Next, prove that x(n) is a fibonacci sequence, since we know that:

- y(n+1) = x(n) + y(n) ;
- x(n+2) = y(n+1) ;
- x(n+1) = y(n) ;

by substition we can show,

x(n+2) = y(n+1) = x(n) + y(n) = x(n) + x(n+1)

x(n+2) = x(n+1) + x(n)

x(n) fits the definition of a fibonacci sequence. Since x(n) is a fibonacci sequence, it follows that y(n) is also a fibonacci sequence (since x(n+1) = y(n)). Therefore:

x(n+2)=x(n+1)+x(n)

y(n+2)=y(n+1)+y(n)

x(n+2)+y(n+2)=x(n+1)+y(n+1)+x(n)+y(n)

Recall: A(n)=x(n)+y(n), therefore

A(n+2)=A(n+1)+A(n) .

Since, X(1) = 1, X(2) = 10, X(3) = 101, X(4) = 10110, X(5) = 10110101, ...

It follows that A(1) = 1, A(2) = 2, A(3) = 3, A(4) = 5, A(5) = 8,...

Recall fibonacci sequence F(n)= {1, 1, 2, 3, 5, 8, ...}. Therefore A(n) = F(n+1), or

#### Part 2

Let B(n) be the number of times '01' appears in X(n). Any two digits in X(n) may be 00, 01, 10, 11, and the corresponding digits in the next iteration X(n+1) will be

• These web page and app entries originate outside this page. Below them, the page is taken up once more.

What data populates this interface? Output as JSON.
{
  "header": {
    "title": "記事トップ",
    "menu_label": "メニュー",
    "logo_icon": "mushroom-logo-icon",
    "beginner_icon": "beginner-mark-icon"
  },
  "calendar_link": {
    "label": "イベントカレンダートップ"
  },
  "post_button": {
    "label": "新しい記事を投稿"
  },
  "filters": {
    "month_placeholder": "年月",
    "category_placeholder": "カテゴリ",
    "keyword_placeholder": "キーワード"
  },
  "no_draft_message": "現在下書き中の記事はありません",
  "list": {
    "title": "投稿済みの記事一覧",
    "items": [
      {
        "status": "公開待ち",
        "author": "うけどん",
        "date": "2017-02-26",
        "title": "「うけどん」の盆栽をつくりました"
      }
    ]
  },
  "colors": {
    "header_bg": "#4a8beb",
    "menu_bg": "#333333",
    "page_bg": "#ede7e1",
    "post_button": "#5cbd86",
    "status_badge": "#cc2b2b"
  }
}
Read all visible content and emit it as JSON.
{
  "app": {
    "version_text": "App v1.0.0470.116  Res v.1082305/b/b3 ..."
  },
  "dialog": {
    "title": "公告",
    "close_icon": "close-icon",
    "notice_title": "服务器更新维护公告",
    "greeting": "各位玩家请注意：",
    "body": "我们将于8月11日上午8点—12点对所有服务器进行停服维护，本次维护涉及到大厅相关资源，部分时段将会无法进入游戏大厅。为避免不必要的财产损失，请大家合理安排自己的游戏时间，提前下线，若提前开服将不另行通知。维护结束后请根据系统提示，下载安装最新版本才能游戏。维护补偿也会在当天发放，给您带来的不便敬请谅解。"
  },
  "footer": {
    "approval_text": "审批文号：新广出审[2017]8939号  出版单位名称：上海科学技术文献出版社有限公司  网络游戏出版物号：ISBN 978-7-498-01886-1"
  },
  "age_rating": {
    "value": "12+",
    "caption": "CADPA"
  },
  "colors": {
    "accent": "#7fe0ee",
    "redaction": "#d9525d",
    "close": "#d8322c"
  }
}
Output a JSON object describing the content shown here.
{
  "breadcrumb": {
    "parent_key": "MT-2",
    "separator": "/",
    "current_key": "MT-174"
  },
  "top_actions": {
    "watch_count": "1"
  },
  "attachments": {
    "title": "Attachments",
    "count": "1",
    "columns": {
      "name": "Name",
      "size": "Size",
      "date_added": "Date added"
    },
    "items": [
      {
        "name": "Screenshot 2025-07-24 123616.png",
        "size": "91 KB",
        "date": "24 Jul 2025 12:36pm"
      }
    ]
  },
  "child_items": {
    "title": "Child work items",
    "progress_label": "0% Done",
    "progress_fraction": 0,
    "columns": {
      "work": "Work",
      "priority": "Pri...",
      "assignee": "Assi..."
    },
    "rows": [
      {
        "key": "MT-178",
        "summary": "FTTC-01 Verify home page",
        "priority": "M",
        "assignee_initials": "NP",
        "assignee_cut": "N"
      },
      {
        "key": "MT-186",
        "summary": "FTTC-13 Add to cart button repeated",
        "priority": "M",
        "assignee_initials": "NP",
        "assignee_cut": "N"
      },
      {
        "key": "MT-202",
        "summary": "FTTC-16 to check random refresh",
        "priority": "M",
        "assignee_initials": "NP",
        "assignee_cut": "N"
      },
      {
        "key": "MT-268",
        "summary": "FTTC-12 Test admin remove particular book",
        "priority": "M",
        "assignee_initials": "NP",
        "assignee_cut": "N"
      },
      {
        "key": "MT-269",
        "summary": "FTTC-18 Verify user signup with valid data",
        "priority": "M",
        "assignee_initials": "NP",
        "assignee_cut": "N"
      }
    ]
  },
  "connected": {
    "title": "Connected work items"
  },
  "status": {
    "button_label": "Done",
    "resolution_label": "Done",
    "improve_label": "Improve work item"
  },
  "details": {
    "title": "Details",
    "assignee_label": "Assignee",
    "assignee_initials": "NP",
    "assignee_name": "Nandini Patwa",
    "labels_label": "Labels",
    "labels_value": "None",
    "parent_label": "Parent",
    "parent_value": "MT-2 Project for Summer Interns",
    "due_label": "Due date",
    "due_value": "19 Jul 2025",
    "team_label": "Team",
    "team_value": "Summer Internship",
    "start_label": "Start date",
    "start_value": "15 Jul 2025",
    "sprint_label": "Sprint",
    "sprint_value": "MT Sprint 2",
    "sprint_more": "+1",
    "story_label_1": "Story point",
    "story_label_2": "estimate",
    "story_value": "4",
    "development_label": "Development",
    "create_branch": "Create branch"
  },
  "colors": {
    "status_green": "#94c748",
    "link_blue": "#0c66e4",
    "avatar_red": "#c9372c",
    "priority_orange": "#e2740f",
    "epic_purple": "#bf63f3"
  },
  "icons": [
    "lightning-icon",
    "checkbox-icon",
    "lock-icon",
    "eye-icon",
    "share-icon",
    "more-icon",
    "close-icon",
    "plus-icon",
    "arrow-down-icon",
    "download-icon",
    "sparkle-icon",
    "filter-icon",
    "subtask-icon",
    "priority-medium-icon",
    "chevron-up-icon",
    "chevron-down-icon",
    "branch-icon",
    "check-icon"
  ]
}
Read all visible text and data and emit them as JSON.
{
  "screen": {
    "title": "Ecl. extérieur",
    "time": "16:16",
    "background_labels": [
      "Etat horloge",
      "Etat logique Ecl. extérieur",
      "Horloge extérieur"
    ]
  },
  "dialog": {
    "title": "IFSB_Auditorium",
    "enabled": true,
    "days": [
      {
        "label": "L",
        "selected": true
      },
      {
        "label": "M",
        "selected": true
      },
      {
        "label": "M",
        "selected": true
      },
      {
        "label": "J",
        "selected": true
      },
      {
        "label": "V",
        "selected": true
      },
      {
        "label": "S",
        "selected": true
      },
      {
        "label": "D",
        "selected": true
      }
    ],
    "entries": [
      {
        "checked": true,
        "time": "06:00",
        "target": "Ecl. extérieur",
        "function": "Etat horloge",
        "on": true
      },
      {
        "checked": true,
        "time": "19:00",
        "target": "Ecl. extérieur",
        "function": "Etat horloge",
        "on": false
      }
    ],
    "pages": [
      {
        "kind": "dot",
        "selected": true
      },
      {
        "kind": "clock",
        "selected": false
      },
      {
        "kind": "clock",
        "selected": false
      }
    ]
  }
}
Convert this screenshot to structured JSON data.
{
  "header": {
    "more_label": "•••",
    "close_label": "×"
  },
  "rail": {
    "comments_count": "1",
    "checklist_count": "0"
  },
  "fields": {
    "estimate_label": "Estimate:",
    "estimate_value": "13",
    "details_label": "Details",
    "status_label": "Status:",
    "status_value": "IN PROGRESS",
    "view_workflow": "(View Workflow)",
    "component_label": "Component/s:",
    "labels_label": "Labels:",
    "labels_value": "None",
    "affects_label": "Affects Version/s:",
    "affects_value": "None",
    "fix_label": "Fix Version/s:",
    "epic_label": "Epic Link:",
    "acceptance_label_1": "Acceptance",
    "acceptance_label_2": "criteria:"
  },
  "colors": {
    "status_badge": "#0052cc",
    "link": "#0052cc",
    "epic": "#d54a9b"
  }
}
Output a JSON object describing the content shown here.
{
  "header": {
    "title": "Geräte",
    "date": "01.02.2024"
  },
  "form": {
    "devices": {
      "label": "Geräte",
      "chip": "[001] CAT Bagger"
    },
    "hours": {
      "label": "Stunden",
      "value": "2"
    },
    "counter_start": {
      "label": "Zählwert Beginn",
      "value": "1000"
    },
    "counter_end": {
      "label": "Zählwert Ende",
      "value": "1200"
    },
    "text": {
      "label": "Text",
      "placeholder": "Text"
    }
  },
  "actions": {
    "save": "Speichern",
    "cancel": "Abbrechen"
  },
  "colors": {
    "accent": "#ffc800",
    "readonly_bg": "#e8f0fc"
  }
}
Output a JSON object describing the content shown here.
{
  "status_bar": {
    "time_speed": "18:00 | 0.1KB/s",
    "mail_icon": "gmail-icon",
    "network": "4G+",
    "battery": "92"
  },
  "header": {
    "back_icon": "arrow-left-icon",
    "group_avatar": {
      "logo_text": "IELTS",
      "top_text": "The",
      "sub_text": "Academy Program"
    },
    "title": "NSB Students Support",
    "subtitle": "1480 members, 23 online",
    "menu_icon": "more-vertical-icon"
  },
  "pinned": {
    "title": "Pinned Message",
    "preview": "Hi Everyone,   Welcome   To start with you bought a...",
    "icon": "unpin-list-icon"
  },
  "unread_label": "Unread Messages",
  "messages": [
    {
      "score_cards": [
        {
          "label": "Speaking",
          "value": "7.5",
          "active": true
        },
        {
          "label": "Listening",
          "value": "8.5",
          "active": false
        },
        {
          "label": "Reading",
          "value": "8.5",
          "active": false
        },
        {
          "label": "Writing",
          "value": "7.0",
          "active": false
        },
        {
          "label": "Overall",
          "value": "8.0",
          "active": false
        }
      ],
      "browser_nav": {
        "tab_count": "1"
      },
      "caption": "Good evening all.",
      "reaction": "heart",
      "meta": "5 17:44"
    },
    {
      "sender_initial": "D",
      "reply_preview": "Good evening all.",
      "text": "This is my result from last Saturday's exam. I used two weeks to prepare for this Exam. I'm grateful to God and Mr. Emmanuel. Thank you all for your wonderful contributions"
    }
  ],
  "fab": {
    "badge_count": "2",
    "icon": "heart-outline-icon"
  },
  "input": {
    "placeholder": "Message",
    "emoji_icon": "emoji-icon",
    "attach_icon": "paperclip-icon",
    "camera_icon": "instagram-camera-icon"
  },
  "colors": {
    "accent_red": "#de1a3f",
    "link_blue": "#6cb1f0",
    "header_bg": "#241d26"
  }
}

- 00 -> 11
- 01 -> 110
- 10 -> 101
- 11 -> 1010

Thus, any two digit sequence in X(n) that begins with 1* will contribute to a 01 sequence in the next iteration. In other words, B(n+1) equals y(n), except when unit digit of X(n) is 1, or:

B(n+1) = y(n) - odd(X(n))

where

- odd(n) = 1 if n is odd (unit digit is 1)
- odd(n) = 0 if n is even (unit digit is 0)

y(n) is a fibonacci sequence with starting values: y(1) = 1, y(2) = 1, y(3) = 2 thus y(n) = F(n)

B(n+1) = F(n) - odd(X(n))

B(n) = F(n-1) - odd(X(n-1)), or

## Episode 10

Same as Episode 1.